Task to carry out -
Each line of the listing where the string "gaps" appears is to be identified and copied.
+++ Data under study
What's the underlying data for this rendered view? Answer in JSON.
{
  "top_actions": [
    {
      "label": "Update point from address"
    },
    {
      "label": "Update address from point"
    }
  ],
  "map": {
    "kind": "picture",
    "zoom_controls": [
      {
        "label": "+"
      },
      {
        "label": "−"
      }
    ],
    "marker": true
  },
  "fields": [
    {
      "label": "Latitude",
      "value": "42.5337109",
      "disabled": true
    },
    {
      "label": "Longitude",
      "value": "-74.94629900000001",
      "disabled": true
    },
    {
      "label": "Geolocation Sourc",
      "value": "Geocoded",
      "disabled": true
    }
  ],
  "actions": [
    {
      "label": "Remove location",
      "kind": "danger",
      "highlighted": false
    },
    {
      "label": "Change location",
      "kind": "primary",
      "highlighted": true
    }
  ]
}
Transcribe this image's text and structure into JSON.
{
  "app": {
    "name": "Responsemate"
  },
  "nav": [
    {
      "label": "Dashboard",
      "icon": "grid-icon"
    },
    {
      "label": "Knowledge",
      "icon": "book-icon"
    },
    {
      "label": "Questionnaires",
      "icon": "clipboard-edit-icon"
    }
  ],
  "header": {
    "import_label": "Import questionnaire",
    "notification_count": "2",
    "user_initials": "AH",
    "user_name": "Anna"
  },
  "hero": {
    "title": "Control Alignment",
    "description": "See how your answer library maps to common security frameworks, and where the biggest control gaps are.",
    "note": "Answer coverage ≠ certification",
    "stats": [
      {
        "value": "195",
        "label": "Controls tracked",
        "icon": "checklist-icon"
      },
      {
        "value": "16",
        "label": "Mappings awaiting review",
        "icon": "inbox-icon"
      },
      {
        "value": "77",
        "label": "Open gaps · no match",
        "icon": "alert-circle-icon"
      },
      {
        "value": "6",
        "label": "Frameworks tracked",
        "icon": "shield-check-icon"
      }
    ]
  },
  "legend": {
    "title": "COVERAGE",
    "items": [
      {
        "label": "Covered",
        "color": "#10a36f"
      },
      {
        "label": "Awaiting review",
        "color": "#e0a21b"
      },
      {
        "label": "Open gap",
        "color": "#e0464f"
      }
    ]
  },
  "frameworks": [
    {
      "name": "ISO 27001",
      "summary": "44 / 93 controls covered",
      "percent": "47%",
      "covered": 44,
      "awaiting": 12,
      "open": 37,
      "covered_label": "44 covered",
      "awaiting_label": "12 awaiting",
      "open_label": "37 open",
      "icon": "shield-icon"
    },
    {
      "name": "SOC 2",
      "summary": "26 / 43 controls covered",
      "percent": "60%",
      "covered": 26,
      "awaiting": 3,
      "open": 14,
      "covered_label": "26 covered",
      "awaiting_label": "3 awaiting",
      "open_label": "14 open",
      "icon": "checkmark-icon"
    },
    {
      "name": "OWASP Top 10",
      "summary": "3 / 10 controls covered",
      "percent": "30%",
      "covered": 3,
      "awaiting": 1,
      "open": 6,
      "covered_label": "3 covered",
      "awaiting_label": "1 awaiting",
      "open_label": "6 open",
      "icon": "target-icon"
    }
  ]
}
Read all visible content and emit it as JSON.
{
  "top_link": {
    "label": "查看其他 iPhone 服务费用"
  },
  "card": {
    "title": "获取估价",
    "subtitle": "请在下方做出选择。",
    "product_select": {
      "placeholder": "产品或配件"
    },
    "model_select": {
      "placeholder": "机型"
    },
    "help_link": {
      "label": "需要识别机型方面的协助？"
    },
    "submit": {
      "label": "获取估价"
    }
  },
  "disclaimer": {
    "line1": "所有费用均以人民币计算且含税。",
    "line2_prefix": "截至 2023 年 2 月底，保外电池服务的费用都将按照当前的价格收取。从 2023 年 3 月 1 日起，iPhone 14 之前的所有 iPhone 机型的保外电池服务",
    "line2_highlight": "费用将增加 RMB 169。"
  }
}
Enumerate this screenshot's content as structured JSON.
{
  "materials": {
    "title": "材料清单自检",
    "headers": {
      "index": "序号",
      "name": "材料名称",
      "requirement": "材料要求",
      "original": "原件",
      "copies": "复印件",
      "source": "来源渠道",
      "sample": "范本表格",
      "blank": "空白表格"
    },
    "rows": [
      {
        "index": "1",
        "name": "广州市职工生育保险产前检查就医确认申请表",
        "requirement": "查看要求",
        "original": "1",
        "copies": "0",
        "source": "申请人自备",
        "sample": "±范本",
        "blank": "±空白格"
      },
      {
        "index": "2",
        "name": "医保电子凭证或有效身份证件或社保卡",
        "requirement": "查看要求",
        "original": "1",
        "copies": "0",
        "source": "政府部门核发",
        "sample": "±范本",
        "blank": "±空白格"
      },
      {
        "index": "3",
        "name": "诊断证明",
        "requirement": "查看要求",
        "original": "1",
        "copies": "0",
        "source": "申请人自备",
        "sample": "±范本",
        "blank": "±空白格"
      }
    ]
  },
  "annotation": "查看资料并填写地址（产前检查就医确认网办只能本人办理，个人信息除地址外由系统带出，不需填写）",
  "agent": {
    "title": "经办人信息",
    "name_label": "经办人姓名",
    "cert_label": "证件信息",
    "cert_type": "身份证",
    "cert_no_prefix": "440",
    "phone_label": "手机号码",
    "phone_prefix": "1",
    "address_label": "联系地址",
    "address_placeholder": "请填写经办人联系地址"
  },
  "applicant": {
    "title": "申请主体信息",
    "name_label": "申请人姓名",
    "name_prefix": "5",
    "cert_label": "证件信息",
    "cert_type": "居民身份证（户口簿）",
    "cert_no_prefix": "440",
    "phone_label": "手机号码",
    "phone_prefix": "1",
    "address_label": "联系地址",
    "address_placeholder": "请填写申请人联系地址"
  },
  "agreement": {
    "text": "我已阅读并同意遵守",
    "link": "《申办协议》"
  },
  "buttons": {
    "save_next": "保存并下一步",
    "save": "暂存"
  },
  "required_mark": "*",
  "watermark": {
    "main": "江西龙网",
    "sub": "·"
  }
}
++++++
Reply to the exercise -
    "description": "See how your answer library maps to common security frameworks, and where the biggest control gaps are.",
        "label": "Open gaps · no match",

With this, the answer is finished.